In the data below, find every line with the word "title" and copy it.

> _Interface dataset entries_
----
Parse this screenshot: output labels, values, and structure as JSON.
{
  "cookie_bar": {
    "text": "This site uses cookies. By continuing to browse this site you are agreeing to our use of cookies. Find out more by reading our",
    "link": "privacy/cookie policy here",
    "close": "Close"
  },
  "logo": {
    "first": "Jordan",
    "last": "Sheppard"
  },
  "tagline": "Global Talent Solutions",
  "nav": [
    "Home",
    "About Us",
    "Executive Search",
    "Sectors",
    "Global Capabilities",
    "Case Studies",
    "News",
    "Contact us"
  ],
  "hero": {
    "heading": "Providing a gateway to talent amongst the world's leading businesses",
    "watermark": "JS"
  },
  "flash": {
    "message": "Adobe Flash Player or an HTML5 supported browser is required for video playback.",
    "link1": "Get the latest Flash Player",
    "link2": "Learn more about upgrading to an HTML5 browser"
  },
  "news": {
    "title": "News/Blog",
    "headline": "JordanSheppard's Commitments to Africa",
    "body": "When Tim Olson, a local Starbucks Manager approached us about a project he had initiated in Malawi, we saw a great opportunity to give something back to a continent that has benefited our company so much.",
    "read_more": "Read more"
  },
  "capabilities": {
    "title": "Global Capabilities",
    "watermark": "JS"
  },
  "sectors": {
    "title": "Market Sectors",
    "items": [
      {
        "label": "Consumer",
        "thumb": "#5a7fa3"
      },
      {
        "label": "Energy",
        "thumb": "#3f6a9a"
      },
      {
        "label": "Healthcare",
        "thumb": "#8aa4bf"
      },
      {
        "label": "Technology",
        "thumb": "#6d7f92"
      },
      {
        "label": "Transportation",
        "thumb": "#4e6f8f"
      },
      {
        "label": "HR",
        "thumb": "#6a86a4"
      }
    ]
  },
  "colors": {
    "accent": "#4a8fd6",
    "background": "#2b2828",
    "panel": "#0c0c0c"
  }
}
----
> _ANSWER FOR THIS EXERCISE_
    "title": "News/Blog",
    "title": "Global Capabilities",
    "title": "Market Sectors",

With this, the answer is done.